§ EXERCISE INPUTS:

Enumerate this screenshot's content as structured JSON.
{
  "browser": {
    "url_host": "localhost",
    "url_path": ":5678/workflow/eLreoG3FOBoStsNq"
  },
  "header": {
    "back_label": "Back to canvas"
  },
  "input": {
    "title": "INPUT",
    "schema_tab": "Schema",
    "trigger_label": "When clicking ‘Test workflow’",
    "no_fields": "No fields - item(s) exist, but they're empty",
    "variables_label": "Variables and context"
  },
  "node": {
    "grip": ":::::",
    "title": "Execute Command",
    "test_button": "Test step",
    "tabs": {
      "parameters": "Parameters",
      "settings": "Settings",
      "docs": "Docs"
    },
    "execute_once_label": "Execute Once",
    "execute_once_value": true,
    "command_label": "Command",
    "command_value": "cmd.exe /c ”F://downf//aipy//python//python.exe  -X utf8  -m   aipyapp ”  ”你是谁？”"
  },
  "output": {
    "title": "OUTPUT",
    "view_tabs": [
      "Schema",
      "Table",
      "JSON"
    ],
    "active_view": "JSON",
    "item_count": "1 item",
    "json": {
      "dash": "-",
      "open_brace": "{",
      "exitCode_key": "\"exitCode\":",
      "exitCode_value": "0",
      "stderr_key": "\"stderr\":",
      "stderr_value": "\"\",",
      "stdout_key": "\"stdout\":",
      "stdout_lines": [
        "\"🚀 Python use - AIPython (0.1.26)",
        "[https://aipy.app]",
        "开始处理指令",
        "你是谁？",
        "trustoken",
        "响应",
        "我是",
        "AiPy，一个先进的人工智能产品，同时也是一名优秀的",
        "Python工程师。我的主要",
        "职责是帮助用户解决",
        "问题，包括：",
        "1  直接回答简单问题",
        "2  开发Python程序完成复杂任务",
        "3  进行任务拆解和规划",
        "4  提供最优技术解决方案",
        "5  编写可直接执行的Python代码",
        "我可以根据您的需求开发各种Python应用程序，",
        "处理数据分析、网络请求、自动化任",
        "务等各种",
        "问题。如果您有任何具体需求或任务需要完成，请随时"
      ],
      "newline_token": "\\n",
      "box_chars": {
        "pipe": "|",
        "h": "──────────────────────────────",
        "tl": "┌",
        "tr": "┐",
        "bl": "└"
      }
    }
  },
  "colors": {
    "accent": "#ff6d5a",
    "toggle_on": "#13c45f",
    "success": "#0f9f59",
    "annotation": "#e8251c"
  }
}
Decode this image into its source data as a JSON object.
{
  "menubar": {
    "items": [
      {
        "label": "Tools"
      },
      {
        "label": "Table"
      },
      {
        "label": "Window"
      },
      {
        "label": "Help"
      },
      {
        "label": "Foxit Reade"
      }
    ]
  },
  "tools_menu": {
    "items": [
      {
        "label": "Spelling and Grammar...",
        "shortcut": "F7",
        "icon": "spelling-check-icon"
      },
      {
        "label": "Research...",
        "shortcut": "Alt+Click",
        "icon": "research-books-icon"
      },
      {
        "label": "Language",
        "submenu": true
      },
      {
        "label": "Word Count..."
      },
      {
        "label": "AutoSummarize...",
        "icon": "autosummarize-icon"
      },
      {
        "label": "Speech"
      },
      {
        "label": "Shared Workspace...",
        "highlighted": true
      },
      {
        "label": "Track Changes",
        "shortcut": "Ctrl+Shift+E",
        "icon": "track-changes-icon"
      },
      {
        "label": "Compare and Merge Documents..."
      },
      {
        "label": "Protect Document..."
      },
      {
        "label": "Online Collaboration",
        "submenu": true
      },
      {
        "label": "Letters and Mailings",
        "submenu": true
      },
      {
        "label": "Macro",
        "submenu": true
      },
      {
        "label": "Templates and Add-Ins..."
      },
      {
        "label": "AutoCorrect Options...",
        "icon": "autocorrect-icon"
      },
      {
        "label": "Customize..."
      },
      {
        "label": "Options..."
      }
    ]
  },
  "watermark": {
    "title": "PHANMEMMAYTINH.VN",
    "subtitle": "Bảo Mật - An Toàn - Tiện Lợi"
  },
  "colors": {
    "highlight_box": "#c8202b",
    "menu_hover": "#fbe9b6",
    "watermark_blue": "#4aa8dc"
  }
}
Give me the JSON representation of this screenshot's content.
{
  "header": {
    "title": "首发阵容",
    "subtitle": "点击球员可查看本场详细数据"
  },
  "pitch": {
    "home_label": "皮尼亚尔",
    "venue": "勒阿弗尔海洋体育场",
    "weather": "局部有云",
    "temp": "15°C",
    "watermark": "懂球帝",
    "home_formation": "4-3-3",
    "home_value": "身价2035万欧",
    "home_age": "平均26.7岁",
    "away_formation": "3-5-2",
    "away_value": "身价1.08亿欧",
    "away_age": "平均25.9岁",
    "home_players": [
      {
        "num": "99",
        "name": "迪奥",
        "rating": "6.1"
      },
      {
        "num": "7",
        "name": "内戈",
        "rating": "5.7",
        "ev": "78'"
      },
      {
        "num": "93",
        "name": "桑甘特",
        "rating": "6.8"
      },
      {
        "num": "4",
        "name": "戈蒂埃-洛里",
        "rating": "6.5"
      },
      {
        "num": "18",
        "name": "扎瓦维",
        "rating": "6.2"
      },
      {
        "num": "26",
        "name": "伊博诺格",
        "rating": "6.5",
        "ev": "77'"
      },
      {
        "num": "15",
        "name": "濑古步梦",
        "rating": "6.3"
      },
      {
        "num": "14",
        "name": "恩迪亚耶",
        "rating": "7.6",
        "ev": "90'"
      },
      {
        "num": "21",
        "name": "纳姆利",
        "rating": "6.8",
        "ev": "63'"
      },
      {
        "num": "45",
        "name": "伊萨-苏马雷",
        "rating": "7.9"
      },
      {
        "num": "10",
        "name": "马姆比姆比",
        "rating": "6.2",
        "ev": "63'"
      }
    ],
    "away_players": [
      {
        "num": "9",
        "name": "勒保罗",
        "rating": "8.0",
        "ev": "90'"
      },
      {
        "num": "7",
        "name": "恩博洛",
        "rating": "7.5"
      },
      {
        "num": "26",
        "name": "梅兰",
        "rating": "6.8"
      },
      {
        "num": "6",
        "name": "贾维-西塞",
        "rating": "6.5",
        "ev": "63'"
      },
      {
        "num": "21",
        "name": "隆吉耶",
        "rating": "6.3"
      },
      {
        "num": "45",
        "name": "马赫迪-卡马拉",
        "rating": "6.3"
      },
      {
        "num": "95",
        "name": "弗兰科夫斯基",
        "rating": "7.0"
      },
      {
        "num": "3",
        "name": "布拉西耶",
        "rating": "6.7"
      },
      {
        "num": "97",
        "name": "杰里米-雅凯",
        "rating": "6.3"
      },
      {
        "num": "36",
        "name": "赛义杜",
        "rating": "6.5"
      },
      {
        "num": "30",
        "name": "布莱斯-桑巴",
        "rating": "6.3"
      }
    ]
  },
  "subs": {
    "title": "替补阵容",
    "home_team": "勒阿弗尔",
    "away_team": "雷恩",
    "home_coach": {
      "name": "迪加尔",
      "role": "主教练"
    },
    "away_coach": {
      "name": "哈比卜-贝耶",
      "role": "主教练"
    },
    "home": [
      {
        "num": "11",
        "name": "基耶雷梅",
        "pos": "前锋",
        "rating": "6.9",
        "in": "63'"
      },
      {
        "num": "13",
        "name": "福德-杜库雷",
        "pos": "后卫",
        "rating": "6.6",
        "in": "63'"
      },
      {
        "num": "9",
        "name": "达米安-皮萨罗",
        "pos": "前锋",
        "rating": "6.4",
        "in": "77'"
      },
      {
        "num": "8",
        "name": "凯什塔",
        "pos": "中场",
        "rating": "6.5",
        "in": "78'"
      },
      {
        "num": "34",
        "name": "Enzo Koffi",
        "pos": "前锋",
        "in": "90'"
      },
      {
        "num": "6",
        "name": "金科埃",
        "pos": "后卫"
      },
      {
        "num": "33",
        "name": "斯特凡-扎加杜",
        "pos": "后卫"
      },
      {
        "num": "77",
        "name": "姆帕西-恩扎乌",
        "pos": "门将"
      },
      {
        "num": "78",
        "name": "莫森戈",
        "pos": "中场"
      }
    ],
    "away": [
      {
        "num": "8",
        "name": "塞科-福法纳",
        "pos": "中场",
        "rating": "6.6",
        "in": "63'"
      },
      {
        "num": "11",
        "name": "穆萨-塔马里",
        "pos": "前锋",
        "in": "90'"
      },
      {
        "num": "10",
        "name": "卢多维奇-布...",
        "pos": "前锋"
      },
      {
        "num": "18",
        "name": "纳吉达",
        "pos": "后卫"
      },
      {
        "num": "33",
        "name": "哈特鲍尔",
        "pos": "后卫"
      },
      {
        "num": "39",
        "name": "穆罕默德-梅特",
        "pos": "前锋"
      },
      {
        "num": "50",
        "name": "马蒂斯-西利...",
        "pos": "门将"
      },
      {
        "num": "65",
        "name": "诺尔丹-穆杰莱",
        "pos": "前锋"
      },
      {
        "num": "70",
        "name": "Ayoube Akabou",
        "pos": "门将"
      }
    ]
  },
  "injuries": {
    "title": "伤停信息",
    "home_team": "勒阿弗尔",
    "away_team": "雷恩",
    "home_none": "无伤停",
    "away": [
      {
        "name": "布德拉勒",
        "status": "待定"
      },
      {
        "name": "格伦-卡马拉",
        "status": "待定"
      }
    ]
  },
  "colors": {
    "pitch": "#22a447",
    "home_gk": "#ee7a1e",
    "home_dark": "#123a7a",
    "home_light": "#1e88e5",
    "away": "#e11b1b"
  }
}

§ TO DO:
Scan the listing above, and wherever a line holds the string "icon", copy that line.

§ ANSWER SECTION:
        "icon": "spelling-check-icon"
        "icon": "research-books-icon"
        "icon": "autosummarize-icon"
        "icon": "track-changes-icon"
        "icon": "autocorrect-icon"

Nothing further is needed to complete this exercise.